Does that mean he’ll be OK? We’ll see. The game is entering OT – the 18th of this round, a new NHL record – so a possible Schmidt injury could put Washington at a disadvantage during “free hockey.”
It makes sense that Toronto and Washington made it a new record, as this is the fifth time in six games that they beyond regulation in this series. Wow.
These are the moments Toronto Maple Leafs fans were dreaming about when they drafted Auston Matthews. At least those bold enough to picture such great things, so soon in his career.
Speaking of so soon … that’s not how you’d describe a 1-0 goal happening in the third period of a game in this Leafs – Washington Capitals series, but it took that long to break the ice in Game 6.
It took a very lucky bounce for the puck to find its way to Matthews … but the finish was pure skill. With that, the remarkable rookie now has a goal in four straight games (with an assist thrown in for good measure).
The lead wouldn’t last long, however, as Marcus Johansson scored to tie it 1-1.
Things could get awfully nervous for Toronto as they try to force a decisive Game 7 in Washington, but that was a huge goal by Matthews either way.
It could have been over for Clarke MacArthur plenty of times during his turbulent NHL career. Scratch that, his turbulent hockey career.
His team walked away from his salary arbitration award. MacArthur’s seen plenty of people give up on him. And then, when he finally found a home with the Ottawa Senators, concussion issues threatened to end his playing days.
Yet, there he was on Sunday … drawing a penalty in overtime and then scoring on the ensuing power play to help the Senators advance beyond the Boston Bruins.
He didn’t deny that he imagined very different possibilities during his darker moments.
And, as uplifting as his story was – seriously, just watch this interview and try not to root for the guy – it wasn’t the only emotionally charged moment from Game 6.
Nicholle Anderson was on hand to cheer on Craig Anderson in this one, and the two were able to embrace after the contest:
As violent and intense as the playoffs can often be, MacArthur and Anderson reminded us of the gentler human side of it all.

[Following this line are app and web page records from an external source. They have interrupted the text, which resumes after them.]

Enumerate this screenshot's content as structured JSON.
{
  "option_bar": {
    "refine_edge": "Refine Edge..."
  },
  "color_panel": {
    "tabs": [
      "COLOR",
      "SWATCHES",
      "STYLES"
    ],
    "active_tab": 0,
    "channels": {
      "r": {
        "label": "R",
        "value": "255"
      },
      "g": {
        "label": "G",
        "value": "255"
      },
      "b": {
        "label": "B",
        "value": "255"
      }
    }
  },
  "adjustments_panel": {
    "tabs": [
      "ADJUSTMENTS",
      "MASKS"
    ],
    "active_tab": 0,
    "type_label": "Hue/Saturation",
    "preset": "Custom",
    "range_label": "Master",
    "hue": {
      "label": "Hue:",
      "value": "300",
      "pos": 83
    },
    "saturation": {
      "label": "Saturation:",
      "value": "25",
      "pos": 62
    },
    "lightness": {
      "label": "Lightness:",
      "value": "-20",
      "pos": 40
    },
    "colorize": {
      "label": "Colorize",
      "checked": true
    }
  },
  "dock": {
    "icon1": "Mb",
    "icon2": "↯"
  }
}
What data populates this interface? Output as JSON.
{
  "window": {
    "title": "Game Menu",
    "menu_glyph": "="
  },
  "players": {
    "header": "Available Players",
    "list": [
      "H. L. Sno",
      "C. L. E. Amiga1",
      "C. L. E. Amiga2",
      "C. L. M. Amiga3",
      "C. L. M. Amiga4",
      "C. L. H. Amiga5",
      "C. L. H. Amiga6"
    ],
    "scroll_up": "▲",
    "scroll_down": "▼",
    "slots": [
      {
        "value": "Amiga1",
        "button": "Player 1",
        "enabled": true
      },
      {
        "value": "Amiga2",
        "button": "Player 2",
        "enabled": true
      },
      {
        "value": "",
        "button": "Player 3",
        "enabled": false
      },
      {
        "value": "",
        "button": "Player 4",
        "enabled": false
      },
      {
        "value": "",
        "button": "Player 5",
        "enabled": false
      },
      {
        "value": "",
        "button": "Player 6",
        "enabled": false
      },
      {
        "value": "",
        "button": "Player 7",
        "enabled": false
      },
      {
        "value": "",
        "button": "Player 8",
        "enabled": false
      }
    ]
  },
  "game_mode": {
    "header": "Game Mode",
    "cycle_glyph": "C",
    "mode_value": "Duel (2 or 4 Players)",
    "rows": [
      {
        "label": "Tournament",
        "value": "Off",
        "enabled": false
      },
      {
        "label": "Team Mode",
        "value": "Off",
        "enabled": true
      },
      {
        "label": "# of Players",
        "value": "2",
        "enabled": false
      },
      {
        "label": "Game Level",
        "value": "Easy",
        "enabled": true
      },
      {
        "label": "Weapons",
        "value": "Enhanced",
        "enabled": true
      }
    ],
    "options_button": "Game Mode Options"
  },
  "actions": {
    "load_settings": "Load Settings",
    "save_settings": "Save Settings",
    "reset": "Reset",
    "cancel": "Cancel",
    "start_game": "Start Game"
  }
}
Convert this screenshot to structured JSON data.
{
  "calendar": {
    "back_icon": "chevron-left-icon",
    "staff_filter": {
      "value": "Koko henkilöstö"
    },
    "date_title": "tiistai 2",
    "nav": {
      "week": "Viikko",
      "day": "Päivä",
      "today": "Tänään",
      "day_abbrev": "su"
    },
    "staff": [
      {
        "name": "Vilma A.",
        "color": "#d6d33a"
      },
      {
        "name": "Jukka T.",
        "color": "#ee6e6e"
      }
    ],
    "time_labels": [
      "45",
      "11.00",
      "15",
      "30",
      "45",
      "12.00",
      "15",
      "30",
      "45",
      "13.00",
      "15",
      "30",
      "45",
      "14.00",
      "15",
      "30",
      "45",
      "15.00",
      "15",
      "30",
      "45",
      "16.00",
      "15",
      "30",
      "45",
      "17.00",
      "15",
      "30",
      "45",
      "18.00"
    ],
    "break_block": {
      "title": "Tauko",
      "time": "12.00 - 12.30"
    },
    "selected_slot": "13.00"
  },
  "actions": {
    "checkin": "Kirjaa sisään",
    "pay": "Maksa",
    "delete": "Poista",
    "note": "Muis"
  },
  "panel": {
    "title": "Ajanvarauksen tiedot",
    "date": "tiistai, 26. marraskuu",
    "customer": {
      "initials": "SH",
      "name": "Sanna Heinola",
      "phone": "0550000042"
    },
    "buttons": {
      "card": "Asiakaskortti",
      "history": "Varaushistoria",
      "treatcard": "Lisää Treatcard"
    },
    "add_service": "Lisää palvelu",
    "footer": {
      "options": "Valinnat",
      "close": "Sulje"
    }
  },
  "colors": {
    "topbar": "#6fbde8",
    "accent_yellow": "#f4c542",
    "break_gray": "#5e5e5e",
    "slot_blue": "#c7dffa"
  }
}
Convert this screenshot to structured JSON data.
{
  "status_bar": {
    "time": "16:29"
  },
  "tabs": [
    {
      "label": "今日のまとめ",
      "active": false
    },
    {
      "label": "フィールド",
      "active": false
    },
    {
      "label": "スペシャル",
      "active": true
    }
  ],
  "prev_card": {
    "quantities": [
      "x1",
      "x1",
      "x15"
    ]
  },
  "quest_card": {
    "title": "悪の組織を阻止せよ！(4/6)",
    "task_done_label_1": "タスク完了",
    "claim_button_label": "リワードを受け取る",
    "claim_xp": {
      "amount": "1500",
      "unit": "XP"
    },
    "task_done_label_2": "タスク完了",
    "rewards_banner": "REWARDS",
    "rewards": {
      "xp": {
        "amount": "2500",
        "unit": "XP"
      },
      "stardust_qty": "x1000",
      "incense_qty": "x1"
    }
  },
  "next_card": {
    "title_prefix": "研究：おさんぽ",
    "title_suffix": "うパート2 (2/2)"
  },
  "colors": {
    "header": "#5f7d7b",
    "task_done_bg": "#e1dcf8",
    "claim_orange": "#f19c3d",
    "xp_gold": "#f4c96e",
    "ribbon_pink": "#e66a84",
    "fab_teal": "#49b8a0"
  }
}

Remember when many were keeping an eye on Erik Karlsson after he was seemingly cramping up after logging more than 40 minutes in an OT contest against the Boston Bruins?
It’s possible he was also dealing with that sort of ailment, but he earned some “hockey tough” kudos on Sunday after word surfaced that the Ottawa Senators defenseman was dealing with hairline fractures in his left heel through the series.
Sportsnet’s Jason York refers to the issue as “two small fractures” while ESPN’s Joe McDonald went into specifics, noting that Karlsson explains that the injury happened on March 28 (and was why he missed some games late in the season).
There’s some optimism as the Senators ready for the New York Rangers, at least according to Karlsson.
Either way, that’s impressive stuff from the Senators defenseman, and the sort of information that usually only surfaces after a team has been eliminated. We’ll see if he’s hindered by such issues as the playoffs go along.